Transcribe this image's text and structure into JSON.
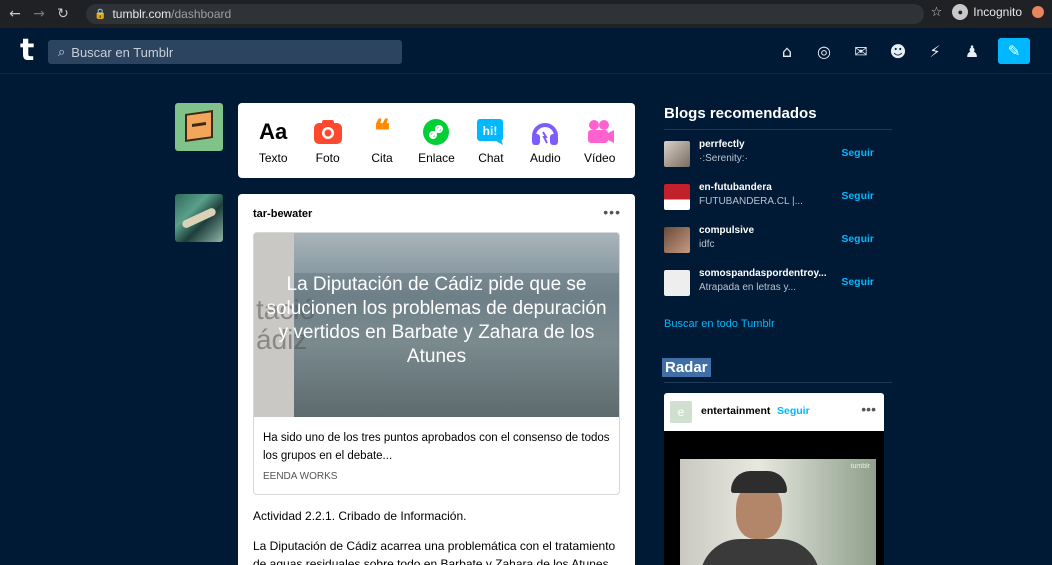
{
  "browser": {
    "url_domain": "tumblr.com",
    "url_path": "/dashboard",
    "incognito_label": "Incognito"
  },
  "header": {
    "logo": "t",
    "search_placeholder": "Buscar en Tumblr"
  },
  "compose": {
    "types": [
      {
        "label": "Texto",
        "glyph": "Aa",
        "color": "#000000"
      },
      {
        "label": "Foto",
        "glyph": "◙",
        "color": "#ff492f"
      },
      {
        "label": "Cita",
        "glyph": "66",
        "color": "#ff8a00"
      },
      {
        "label": "Enlace",
        "glyph": "∂",
        "color": "#00cf35"
      },
      {
        "label": "Chat",
        "glyph": "hi!",
        "color": "#00b8ff"
      },
      {
        "label": "Audio",
        "glyph": "♫",
        "color": "#7c5cff"
      },
      {
        "label": "Vídeo",
        "glyph": "■",
        "color": "#ff62ce"
      }
    ]
  },
  "post": {
    "author": "tar-bewater",
    "more": "•••",
    "link_title": "La Diputación de Cádiz pide que se solucionen los problemas de depuración y vertidos en Barbate y Zahara de los Atunes",
    "image_text": "tació\nádiz",
    "link_description": "Ha sido uno de los tres puntos aprobados con el consenso de todos los grupos en el debate...",
    "link_source": "EENDA WORKS",
    "body_line1": "Actividad 2.2.1. Cribado de Información.",
    "body_line2": "La Diputación de Cádiz acarrea una problemática con el tratamiento de aguas residuales sobre todo en Barbate y Zahara de los Atunes."
  },
  "recommended": {
    "title": "Blogs recomendados",
    "follow_label": "Seguir",
    "items": [
      {
        "name": "perrfectly",
        "subtitle": "·:Serenity:·",
        "avatar_color": "#9c8f88"
      },
      {
        "name": "en-futubandera",
        "subtitle": "FUTUBANDERA.CL |...",
        "avatar_color": "#c0212b"
      },
      {
        "name": "compulsive",
        "subtitle": "idfc",
        "avatar_color": "#b89078"
      },
      {
        "name": "somospandaspordentroy...",
        "subtitle": "Atrapada en letras y...",
        "avatar_color": "#eeeeee"
      }
    ],
    "explore_link": "Buscar en todo Tumblr"
  },
  "radar": {
    "title": "Radar",
    "blog_name": "entertainment",
    "follow_label": "Seguir",
    "more": "•••",
    "avatar_letter": "e",
    "watermark": "tumblr"
  }
}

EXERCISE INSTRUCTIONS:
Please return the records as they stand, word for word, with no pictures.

RESULT OF THE TASK:
Transcribe this image's text and structure into JSON.
{
  "browser": {
    "url_domain": "tumblr.com",
    "url_path": "/dashboard",
    "incognito_label": "Incognito"
  },
  "header": {
    "logo": "t",
    "search_placeholder": "Buscar en Tumblr"
  },
  "compose": {
    "types": [
      {
        "label": "Texto",
        "glyph": "Aa",
        "color": "#000000"
      },
      {
        "label": "Foto",
        "glyph": "◙",
        "color": "#ff492f"
      },
      {
        "label": "Cita",
        "glyph": "66",
        "color": "#ff8a00"
      },
      {
        "label": "Enlace",
        "glyph": "∂",
        "color": "#00cf35"
      },
      {
        "label": "Chat",
        "glyph": "hi!",
        "color": "#00b8ff"
      },
      {
        "label": "Audio",
        "glyph": "♫",
        "color": "#7c5cff"
      },
      {
        "label": "Vídeo",
        "glyph": "■",
        "color": "#ff62ce"
      }
    ]
  },
  "post": {
    "author": "tar-bewater",
    "more": "•••",
    "link_title": "La Diputación de Cádiz pide que se solucionen los problemas de depuración y vertidos en Barbate y Zahara de los Atunes",
    "image_text": "tació\nádiz",
    "link_description": "Ha sido uno de los tres puntos aprobados con el consenso de todos los grupos en el debate...",
    "link_source": "EENDA WORKS",
    "body_line1": "Actividad 2.2.1. Cribado de Información.",
    "body_line2": "La Diputación de Cádiz acarrea una problemática con el tratamiento de aguas residuales sobre todo en Barbate y Zahara de los Atunes."
  },
  "recommended": {
    "title": "Blogs recomendados",
    "follow_label": "Seguir",
    "items": [
      {
        "name": "perrfectly",
        "subtitle": "·:Serenity:·",
        "avatar_color": "#9c8f88"
      },
      {
        "name": "en-futubandera",
        "subtitle": "FUTUBANDERA.CL |...",
        "avatar_color": "#c0212b"
      },
      {
        "name": "compulsive",
        "subtitle": "idfc",
        "avatar_color": "#b89078"
      },
      {
        "name": "somospandaspordentroy...",
        "subtitle": "Atrapada en letras y...",
        "avatar_color": "#eeeeee"
      }
    ],
    "explore_link": "Buscar en todo Tumblr"
  },
  "radar": {
    "title": "Radar",
    "blog_name": "entertainment",
    "follow_label": "Seguir",
    "more": "•••",
    "avatar_letter": "e",
    "watermark": "tumblr"
  }
}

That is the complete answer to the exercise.